Two former administrators at Montgomery County public schools are suing their school districts, alleging that they were illegally forced out of their jobs over Facebook posts criticizing the Black Lives Matter movement and Democratic politicians.
Ashley Bennett — a former special education supervisor at the North Penn School District who appeared Thursday on Tucker Carlson Tonight — and Amy Sacks, a former elementary school principal in the Perkiomen Valley School District, said the districts violated their First Amendment rights, retaliating against them for comments made on their personal Facebook pages.
In Bennett’s case, she said she was forced to resign after a June 24 post that criticized Black Lives Matter, in the wake of national protests over the police killing of George Floyd. “I’m just trying to figure out WHICH black lives matter,” said the post, which someone else wrote but Bennett shared. “It can’t be the unborn black babies — they are destroyed without a second thought.” The post accused the movement of harming Black police officers, and media outlets of ignoring “black on black violence.”
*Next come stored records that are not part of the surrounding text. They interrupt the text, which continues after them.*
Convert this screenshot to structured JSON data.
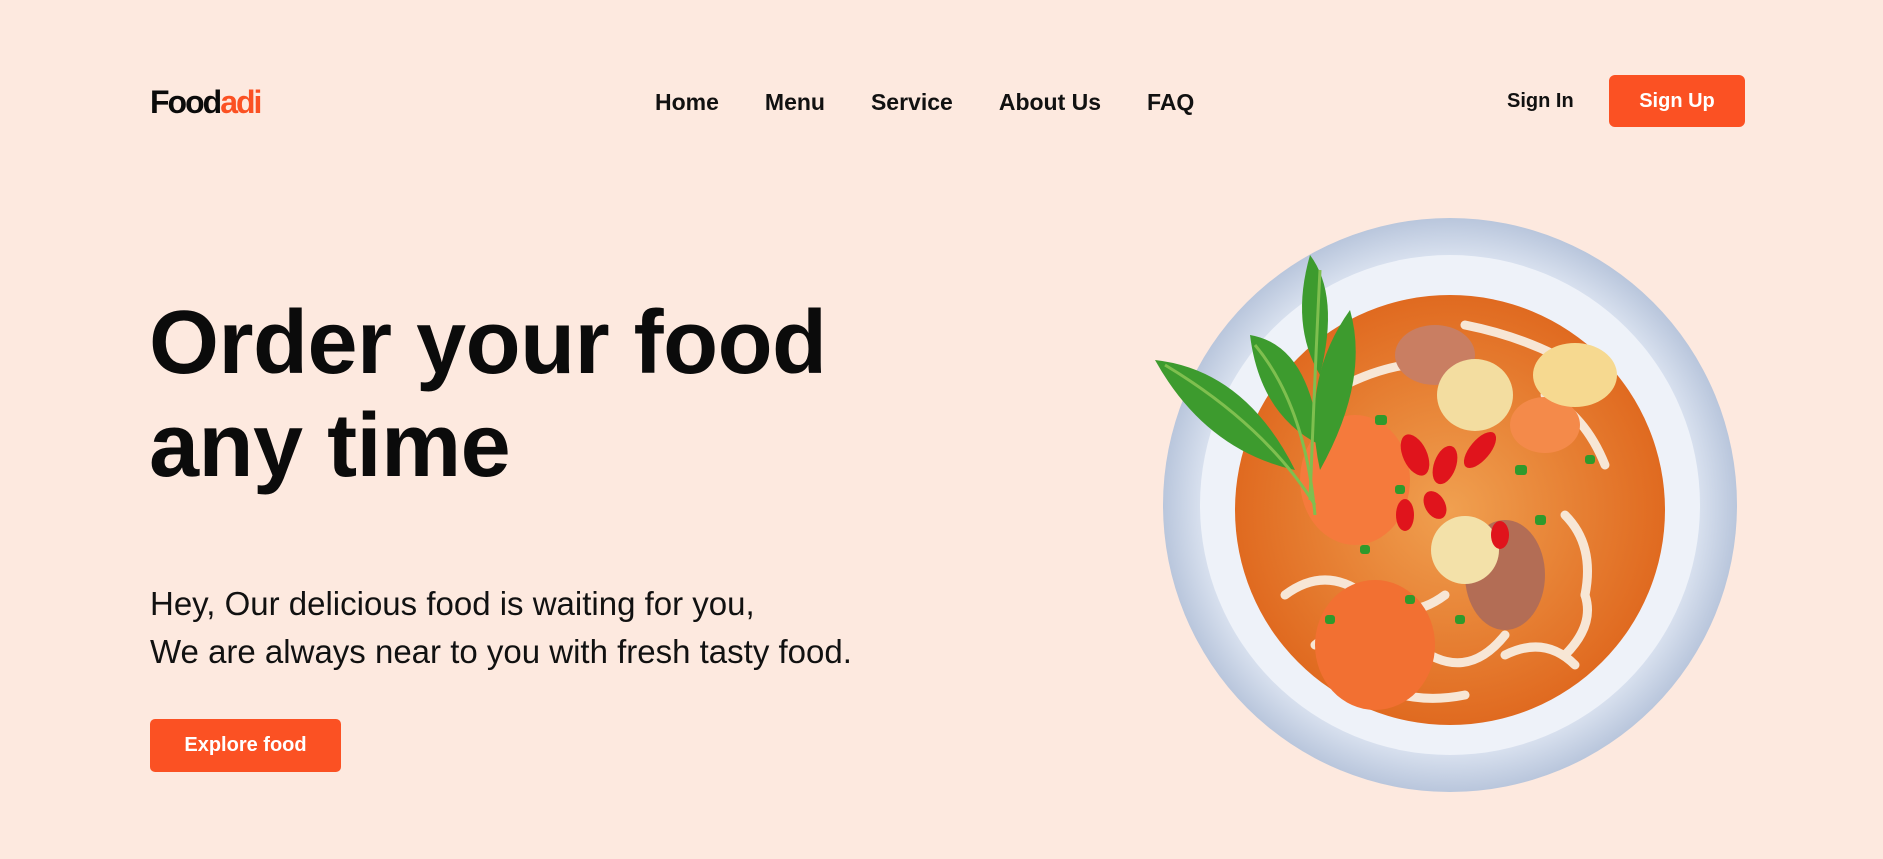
{
  "header": {
    "logo_main": "Food",
    "logo_accent": "adi",
    "nav": [
      "Home",
      "Menu",
      "Service",
      "About Us",
      "FAQ"
    ],
    "signin_label": "Sign In",
    "signup_label": "Sign Up"
  },
  "hero": {
    "headline_line1": "Order your food",
    "headline_line2": "any time",
    "subtitle_line1": "Hey, Our delicious food is waiting for you,",
    "subtitle_line2": "We are always near to you with fresh tasty food.",
    "cta_label": "Explore food"
  },
  "image": {
    "subject": "bowl of noodle soup with shrimp, quail eggs, chili and greens"
  },
  "colors": {
    "background": "#fde9df",
    "accent": "#fb5123",
    "text": "#0b0b0b"
  }
}
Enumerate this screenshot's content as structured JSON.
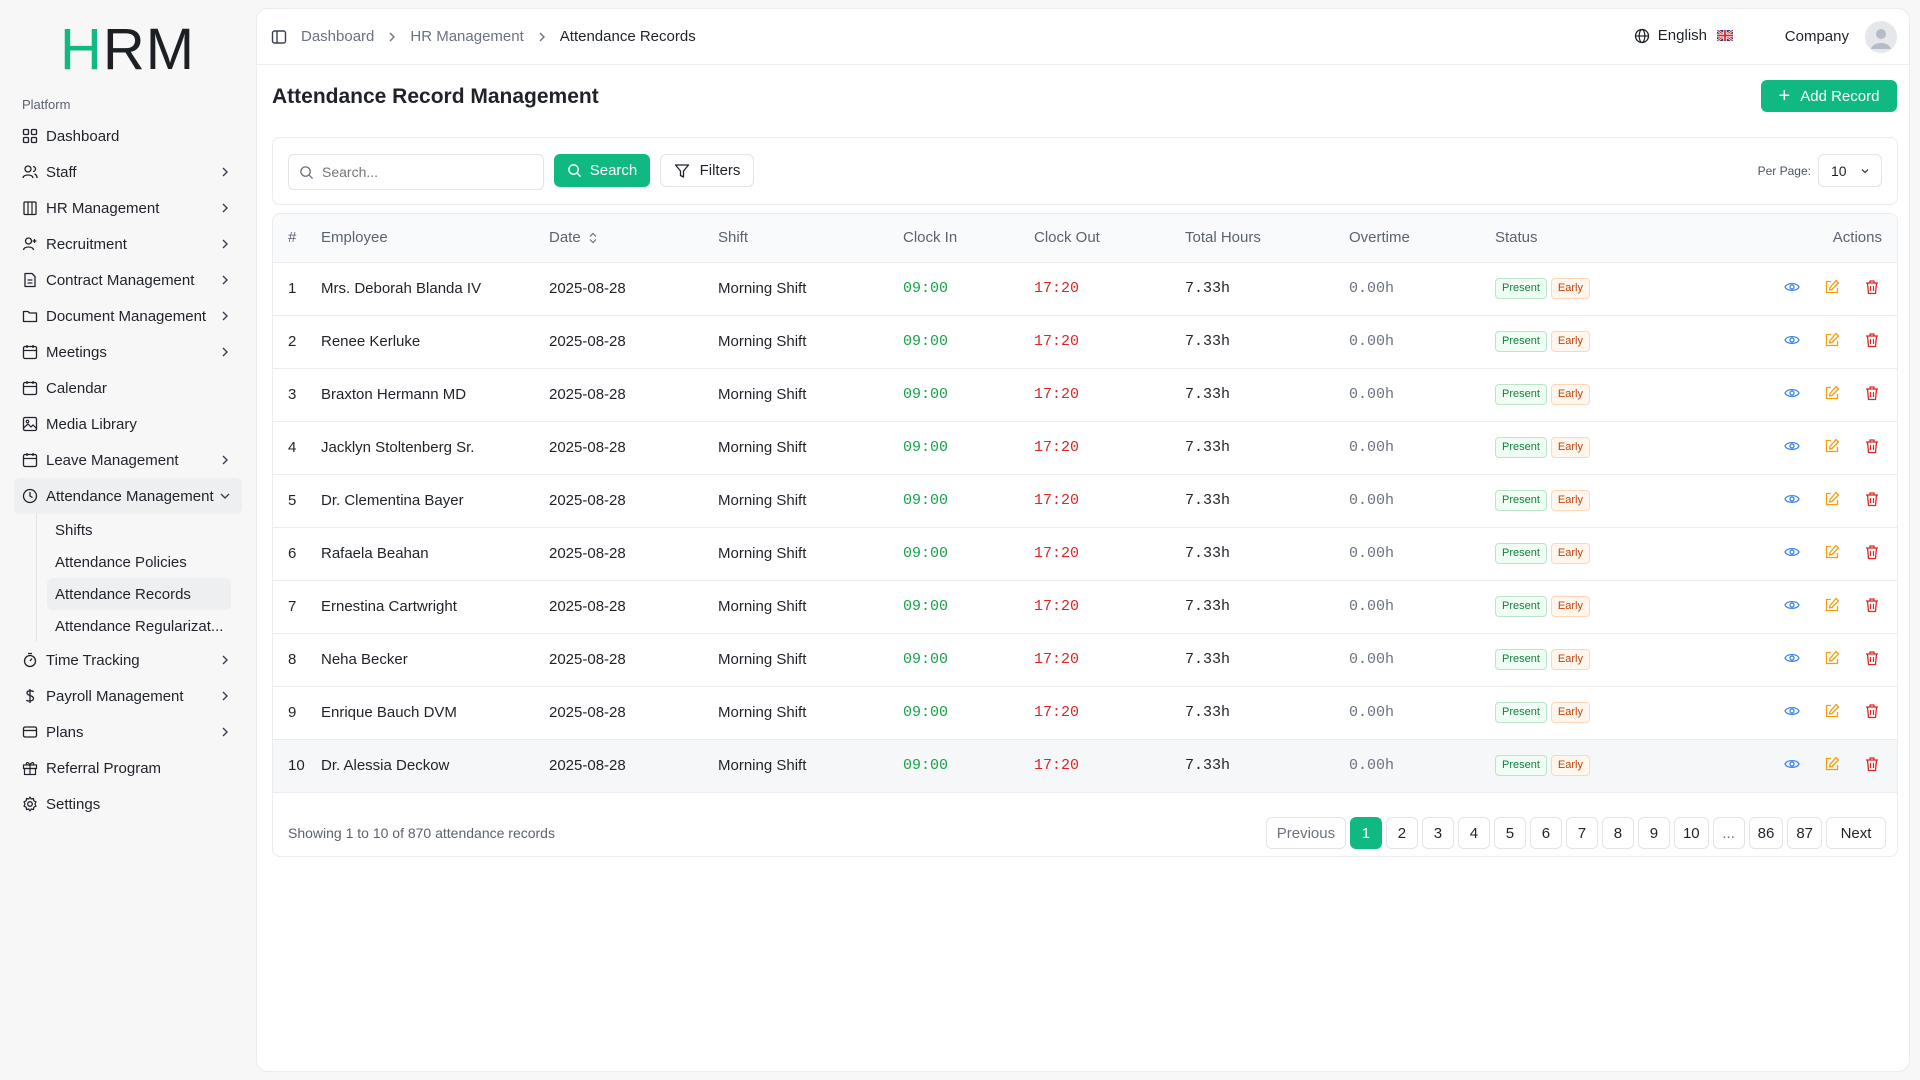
{
  "brand": {
    "logo_first": "H",
    "logo_rest": "RM",
    "accent": "#10b981"
  },
  "sidebar": {
    "section_label": "Platform",
    "items": [
      {
        "label": "Dashboard",
        "icon": "dashboard-icon",
        "has_children": false
      },
      {
        "label": "Staff",
        "icon": "users-icon",
        "has_children": true
      },
      {
        "label": "HR Management",
        "icon": "building-icon",
        "has_children": true
      },
      {
        "label": "Recruitment",
        "icon": "user-plus-icon",
        "has_children": true
      },
      {
        "label": "Contract Management",
        "icon": "file-text-icon",
        "has_children": true
      },
      {
        "label": "Document Management",
        "icon": "folder-icon",
        "has_children": true
      },
      {
        "label": "Meetings",
        "icon": "calendar-icon",
        "has_children": true
      },
      {
        "label": "Calendar",
        "icon": "calendar-icon",
        "has_children": false
      },
      {
        "label": "Media Library",
        "icon": "image-icon",
        "has_children": false
      },
      {
        "label": "Leave Management",
        "icon": "calendar-icon",
        "has_children": true
      },
      {
        "label": "Attendance Management",
        "icon": "clock-icon",
        "has_children": true,
        "expanded": true
      },
      {
        "label": "Time Tracking",
        "icon": "timer-icon",
        "has_children": true
      },
      {
        "label": "Payroll Management",
        "icon": "dollar-icon",
        "has_children": true
      },
      {
        "label": "Plans",
        "icon": "card-icon",
        "has_children": true
      },
      {
        "label": "Referral Program",
        "icon": "gift-icon",
        "has_children": false
      },
      {
        "label": "Settings",
        "icon": "gear-icon",
        "has_children": false
      }
    ],
    "attendance_sub": [
      {
        "label": "Shifts"
      },
      {
        "label": "Attendance Policies"
      },
      {
        "label": "Attendance Records",
        "active": true
      },
      {
        "label": "Attendance Regularizat..."
      }
    ]
  },
  "breadcrumb": [
    "Dashboard",
    "HR Management",
    "Attendance Records"
  ],
  "header": {
    "language": "English",
    "company": "Company"
  },
  "page": {
    "title": "Attendance Record Management",
    "add_label": "Add Record",
    "search_placeholder": "Search...",
    "search_label": "Search",
    "filters_label": "Filters",
    "per_page_label": "Per Page:",
    "per_page_value": "10"
  },
  "table": {
    "columns": [
      "#",
      "Employee",
      "Date",
      "Shift",
      "Clock In",
      "Clock Out",
      "Total Hours",
      "Overtime",
      "Status",
      "Actions"
    ],
    "rows": [
      {
        "n": "1",
        "employee": "Mrs. Deborah Blanda IV",
        "date": "2025-08-28",
        "shift": "Morning Shift",
        "in": "09:00",
        "out": "17:20",
        "total": "7.33h",
        "ot": "0.00h",
        "status": "Present",
        "flag": "Early"
      },
      {
        "n": "2",
        "employee": "Renee Kerluke",
        "date": "2025-08-28",
        "shift": "Morning Shift",
        "in": "09:00",
        "out": "17:20",
        "total": "7.33h",
        "ot": "0.00h",
        "status": "Present",
        "flag": "Early"
      },
      {
        "n": "3",
        "employee": "Braxton Hermann MD",
        "date": "2025-08-28",
        "shift": "Morning Shift",
        "in": "09:00",
        "out": "17:20",
        "total": "7.33h",
        "ot": "0.00h",
        "status": "Present",
        "flag": "Early"
      },
      {
        "n": "4",
        "employee": "Jacklyn Stoltenberg Sr.",
        "date": "2025-08-28",
        "shift": "Morning Shift",
        "in": "09:00",
        "out": "17:20",
        "total": "7.33h",
        "ot": "0.00h",
        "status": "Present",
        "flag": "Early"
      },
      {
        "n": "5",
        "employee": "Dr. Clementina Bayer",
        "date": "2025-08-28",
        "shift": "Morning Shift",
        "in": "09:00",
        "out": "17:20",
        "total": "7.33h",
        "ot": "0.00h",
        "status": "Present",
        "flag": "Early"
      },
      {
        "n": "6",
        "employee": "Rafaela Beahan",
        "date": "2025-08-28",
        "shift": "Morning Shift",
        "in": "09:00",
        "out": "17:20",
        "total": "7.33h",
        "ot": "0.00h",
        "status": "Present",
        "flag": "Early"
      },
      {
        "n": "7",
        "employee": "Ernestina Cartwright",
        "date": "2025-08-28",
        "shift": "Morning Shift",
        "in": "09:00",
        "out": "17:20",
        "total": "7.33h",
        "ot": "0.00h",
        "status": "Present",
        "flag": "Early"
      },
      {
        "n": "8",
        "employee": "Neha Becker",
        "date": "2025-08-28",
        "shift": "Morning Shift",
        "in": "09:00",
        "out": "17:20",
        "total": "7.33h",
        "ot": "0.00h",
        "status": "Present",
        "flag": "Early"
      },
      {
        "n": "9",
        "employee": "Enrique Bauch DVM",
        "date": "2025-08-28",
        "shift": "Morning Shift",
        "in": "09:00",
        "out": "17:20",
        "total": "7.33h",
        "ot": "0.00h",
        "status": "Present",
        "flag": "Early"
      },
      {
        "n": "10",
        "employee": "Dr. Alessia Deckow",
        "date": "2025-08-28",
        "shift": "Morning Shift",
        "in": "09:00",
        "out": "17:20",
        "total": "7.33h",
        "ot": "0.00h",
        "status": "Present",
        "flag": "Early"
      }
    ]
  },
  "pagination": {
    "showing": "Showing 1 to 10 of 870 attendance records",
    "previous": "Previous",
    "next": "Next",
    "pages": [
      "1",
      "2",
      "3",
      "4",
      "5",
      "6",
      "7",
      "8",
      "9",
      "10",
      "...",
      "86",
      "87"
    ],
    "current": "1"
  }
}
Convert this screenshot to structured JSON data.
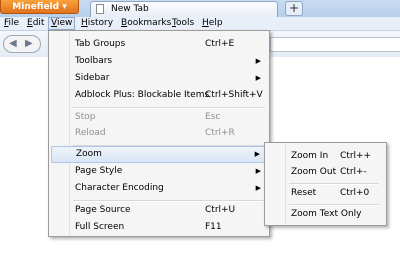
{
  "app_button": "Minefield",
  "tab": {
    "title": "New Tab"
  },
  "new_tab_button": "+",
  "menubar": [
    "File",
    "Edit",
    "View",
    "History",
    "Bookmarks",
    "Tools",
    "Help"
  ],
  "view_menu": [
    {
      "label": "Tab Groups",
      "shortcut": "Ctrl+E"
    },
    {
      "label": "Toolbars",
      "shortcut": ""
    },
    {
      "label": "Sidebar",
      "shortcut": ""
    },
    {
      "label": "Adblock Plus: Blockable Items",
      "shortcut": "Ctrl+Shift+V"
    },
    {
      "label": "Stop",
      "shortcut": "Esc"
    },
    {
      "label": "Reload",
      "shortcut": "Ctrl+R"
    },
    {
      "label": "Zoom",
      "shortcut": ""
    },
    {
      "label": "Page Style",
      "shortcut": ""
    },
    {
      "label": "Character Encoding",
      "shortcut": ""
    },
    {
      "label": "Page Source",
      "shortcut": "Ctrl+U"
    },
    {
      "label": "Full Screen",
      "shortcut": "F11"
    }
  ],
  "zoom_menu": [
    {
      "label": "Zoom In",
      "shortcut": "Ctrl++"
    },
    {
      "label": "Zoom Out",
      "shortcut": "Ctrl+-"
    },
    {
      "label": "Reset",
      "shortcut": "Ctrl+0"
    },
    {
      "label": "Zoom Text Only",
      "shortcut": ""
    }
  ]
}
Sacks, meanwhile, said her superintendent told her she would be fired based on “cherry-picked” memes Sacks shared on her Facebook page — including one that said if now-President-elect Joe Biden was running against a potato, “I’d vote for the potato.”
Sacks — whose lawyer said she is currently on leave from Perkiomen Valley after she was forcibly demoted — also shared a meme in the midst of the George Floyd protests that asked “Is Corona Season over and we are on to Riot Season?” Another characterized the pandemic as politically motivated: “If you think the CoronaVirus panic in an election year right after 3 failed Coup attempts against Trump is a coincidence? You might be dumb as a rock!”
Both women are represented by the firm of Francis Malofiy, a Media-based lawyer who has taken on provocative cases, including suing Led Zeppelin and Usher over alleged copyright violations. Malofiy — who also appeared on Carlson’s show Thursday, declaring that “North Penn is not North Korea” — created a website to promote the cases and is soliciting complaints against public school districts “leading the charge against the fundamental freedoms that make America what it is.”
In an interview Friday, Malofiy said both Bennett and Sacks — who have also appeared on the right-wing Newsmax network — had the right to express their views and had done so on personal Facebook pages. “The fact that this has been so cut out from public schools … is a serious and dire effect we’re seeing as a result of this cancel culture,” he said.
The Perkiomen Valley district said in a statement Friday that Sacks had not been fired, but “by mutual agreement” accepted a new position with the district. It added that “we are concerned about this legal matter further dividing a community that has already been challenged by the pandemic and politics” and hoped to quickly resolve it.
Karl Romberger, a lawyer representing North Penn, said Friday that the district “did not violate Ashley Bennett’s rights. She voluntarily resigned from her position.” The district will present further defense in court, he said.
Bennett’s case was originally filed in Montgomery County, and Sacks’ case was originally filed in Philadelphia. Both cases have since been moved to federal court.
In a court filing, the North Penn district said Bennett’s Black Lives Matter post had “generated a great deal of disruption in the diverse” community, and community members “who perceived the post as racist” had voiced concerns. The district publicly acknowledged in June that it had placed an employee on administrative leave due to comments on a personal Facebook page that “do not align with [the district’s] core values.”
While the U.S. Supreme Court has ruled that public employees can express opinions on matters of public concern — in 1968 upholding Illinois public schoolteacher Marvin Pickering’s right to criticize his school board’s spending on athletics in a letter to the editor — North Penn argued that case might not apply to Bennett’s post.
“There is no clearly established body of case law as to whether the Pickering test shields from censure a teacher’s social media post dismissing Black Lives Matter as nothing more than an expression of hate for the United States President, denying the existence of systemic racism, and invoking ‘destroyed black babies’ and ‘black on black crime,’ ” the district said in the filing.
Appearing on Tucker Carlson’s show on Fox News Thursday, Bennett said she thought the post she shared “raised valid points” and was not meant to offend.
After the post, “I woke up … and my world and my life and my career was basically turned upside down,” said Bennett, adding that she had worked in special education for 27 years.
Sacks’ lawsuit alleges that Perkiomen Valley punished her for her conservative views. “There is no question that a similarly situated left-wing administrator who made similar political posts would not have been disciplined by defendants and would not have had her due process rights violated,” the suit reads.
Asked Friday whether he had examples of a double standard, including in Perkiomen Valley, Malofiy said he had “so many examples” but declined to provide specifics. He wouldn’t want to “out” other teachers or administrators, he said, for also expressing views they should be allowed to share.